#### EXCERPTED RECORDS

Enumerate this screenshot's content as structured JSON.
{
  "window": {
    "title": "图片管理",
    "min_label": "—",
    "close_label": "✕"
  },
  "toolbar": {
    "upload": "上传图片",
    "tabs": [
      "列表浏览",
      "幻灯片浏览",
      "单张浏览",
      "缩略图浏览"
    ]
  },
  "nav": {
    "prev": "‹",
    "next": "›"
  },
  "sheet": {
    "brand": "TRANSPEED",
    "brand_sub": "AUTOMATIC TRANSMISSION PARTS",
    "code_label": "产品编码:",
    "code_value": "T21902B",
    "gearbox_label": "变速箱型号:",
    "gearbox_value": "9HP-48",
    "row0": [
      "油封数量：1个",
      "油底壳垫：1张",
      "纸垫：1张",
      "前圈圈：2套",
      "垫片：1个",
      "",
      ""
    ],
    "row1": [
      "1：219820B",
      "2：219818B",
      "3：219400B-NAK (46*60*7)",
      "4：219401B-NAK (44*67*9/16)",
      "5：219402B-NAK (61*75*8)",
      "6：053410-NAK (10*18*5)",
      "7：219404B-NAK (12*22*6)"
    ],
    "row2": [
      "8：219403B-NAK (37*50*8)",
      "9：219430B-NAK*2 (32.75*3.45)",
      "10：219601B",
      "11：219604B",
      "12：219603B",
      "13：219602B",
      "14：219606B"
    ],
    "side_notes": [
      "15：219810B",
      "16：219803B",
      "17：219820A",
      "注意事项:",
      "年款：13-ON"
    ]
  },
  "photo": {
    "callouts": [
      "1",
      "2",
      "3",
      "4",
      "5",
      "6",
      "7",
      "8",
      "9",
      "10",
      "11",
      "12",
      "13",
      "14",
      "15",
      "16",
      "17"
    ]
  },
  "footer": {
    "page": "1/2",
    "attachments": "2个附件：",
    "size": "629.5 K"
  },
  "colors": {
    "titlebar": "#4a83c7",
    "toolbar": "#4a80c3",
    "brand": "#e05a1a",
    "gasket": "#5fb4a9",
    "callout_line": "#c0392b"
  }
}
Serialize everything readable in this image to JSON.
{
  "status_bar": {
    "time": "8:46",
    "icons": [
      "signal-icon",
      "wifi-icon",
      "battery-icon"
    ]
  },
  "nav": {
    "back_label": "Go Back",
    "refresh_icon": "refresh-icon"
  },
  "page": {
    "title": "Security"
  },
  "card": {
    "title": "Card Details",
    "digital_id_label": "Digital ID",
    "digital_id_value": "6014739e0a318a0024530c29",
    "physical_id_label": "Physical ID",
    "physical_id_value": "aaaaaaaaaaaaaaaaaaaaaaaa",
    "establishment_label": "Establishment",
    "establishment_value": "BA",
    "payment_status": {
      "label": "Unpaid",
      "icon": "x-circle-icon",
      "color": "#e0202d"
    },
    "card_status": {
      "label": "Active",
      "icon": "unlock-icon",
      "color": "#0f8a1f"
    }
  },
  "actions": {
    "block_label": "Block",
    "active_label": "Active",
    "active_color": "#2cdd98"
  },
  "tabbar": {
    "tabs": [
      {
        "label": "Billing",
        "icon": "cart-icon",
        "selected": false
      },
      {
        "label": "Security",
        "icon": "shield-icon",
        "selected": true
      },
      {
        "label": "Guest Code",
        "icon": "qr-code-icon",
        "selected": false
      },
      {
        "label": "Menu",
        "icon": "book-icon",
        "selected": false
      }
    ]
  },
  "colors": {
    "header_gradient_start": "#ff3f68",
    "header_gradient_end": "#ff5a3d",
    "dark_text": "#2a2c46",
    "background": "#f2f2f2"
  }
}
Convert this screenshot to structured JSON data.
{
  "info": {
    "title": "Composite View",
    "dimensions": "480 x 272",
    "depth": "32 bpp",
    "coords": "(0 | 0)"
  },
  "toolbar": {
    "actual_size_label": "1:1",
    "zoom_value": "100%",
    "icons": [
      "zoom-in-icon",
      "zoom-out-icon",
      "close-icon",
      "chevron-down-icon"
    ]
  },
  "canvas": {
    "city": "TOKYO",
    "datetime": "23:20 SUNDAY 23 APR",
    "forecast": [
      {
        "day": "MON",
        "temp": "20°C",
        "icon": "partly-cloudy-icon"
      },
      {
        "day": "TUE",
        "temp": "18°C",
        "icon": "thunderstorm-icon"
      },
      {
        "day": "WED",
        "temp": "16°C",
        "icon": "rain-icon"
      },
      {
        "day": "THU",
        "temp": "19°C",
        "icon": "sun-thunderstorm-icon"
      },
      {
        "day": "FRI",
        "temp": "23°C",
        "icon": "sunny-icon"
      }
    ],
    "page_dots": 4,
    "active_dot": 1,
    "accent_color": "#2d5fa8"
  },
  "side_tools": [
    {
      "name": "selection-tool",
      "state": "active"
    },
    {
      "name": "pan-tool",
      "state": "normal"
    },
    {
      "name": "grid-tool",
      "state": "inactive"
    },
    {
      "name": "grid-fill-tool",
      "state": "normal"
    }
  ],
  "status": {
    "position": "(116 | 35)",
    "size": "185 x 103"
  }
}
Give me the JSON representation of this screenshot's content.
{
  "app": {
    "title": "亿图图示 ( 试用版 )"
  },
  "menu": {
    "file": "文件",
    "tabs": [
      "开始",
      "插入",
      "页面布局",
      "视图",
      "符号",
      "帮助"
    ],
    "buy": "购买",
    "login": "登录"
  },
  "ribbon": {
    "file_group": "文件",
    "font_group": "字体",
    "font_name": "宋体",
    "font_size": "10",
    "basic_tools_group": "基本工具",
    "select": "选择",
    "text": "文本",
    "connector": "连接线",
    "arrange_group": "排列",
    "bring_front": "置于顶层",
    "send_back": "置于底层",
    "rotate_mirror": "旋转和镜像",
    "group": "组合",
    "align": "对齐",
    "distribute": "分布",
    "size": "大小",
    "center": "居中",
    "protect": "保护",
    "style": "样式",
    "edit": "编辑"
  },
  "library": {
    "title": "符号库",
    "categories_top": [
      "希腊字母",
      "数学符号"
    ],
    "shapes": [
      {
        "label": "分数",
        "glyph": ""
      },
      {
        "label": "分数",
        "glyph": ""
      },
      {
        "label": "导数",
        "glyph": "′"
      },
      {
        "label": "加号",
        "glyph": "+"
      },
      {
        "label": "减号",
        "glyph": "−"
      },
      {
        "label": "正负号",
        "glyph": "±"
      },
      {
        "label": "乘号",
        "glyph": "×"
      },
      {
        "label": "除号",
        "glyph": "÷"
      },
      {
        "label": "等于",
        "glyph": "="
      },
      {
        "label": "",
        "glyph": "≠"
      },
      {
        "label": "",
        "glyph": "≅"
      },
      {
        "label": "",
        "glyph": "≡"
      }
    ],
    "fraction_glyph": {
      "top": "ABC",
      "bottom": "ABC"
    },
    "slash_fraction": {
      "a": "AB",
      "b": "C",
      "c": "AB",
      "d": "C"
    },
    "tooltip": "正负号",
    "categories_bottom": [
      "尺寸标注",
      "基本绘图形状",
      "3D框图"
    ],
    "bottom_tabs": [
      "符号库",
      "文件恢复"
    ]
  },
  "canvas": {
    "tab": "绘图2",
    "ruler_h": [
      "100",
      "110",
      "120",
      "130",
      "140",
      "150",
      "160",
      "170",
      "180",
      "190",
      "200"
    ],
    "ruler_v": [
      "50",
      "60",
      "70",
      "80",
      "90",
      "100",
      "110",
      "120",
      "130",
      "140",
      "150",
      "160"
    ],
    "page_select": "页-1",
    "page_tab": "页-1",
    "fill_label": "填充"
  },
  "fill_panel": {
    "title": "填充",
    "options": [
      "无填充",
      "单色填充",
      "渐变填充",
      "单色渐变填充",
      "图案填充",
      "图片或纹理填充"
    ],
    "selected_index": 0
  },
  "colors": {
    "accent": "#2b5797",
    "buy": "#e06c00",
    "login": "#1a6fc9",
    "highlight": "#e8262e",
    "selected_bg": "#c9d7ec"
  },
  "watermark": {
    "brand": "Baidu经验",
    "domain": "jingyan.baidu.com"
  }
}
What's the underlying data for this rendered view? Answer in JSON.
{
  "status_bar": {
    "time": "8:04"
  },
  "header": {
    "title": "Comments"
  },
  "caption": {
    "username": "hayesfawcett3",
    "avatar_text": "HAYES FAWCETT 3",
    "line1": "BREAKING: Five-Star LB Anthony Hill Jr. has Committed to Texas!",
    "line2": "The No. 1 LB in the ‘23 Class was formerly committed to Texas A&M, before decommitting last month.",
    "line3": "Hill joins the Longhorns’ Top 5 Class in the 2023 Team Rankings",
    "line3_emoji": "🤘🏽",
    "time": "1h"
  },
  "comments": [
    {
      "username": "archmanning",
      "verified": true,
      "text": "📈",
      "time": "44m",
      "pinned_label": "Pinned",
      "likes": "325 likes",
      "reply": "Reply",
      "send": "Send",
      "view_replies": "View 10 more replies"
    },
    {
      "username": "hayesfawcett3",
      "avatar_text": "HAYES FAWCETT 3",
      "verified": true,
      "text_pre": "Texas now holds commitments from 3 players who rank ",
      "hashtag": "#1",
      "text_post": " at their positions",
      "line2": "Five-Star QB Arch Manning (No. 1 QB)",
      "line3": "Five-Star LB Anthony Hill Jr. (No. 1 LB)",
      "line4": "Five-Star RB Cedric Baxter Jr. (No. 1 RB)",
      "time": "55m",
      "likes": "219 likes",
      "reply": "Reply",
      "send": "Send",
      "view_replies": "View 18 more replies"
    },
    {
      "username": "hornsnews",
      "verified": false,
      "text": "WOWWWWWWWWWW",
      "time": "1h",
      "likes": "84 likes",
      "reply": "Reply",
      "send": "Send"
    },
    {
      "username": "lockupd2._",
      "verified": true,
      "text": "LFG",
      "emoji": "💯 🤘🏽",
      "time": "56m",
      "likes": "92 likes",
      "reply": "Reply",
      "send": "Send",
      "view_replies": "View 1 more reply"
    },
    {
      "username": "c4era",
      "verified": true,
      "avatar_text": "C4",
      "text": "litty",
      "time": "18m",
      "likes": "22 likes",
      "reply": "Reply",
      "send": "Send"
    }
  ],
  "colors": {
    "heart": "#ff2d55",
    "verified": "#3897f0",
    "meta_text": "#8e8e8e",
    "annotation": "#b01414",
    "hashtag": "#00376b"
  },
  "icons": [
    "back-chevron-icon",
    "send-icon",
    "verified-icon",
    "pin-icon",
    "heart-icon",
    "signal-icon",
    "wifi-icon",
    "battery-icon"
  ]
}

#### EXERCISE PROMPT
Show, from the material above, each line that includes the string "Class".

#### EXERCISE RESULT
    "line2": "The No. 1 LB in the ‘23 Class was formerly committed to Texas A&M, before decommitting last month.",
    "line3": "Hill joins the Longhorns’ Top 5 Class in the 2023 Team Rankings",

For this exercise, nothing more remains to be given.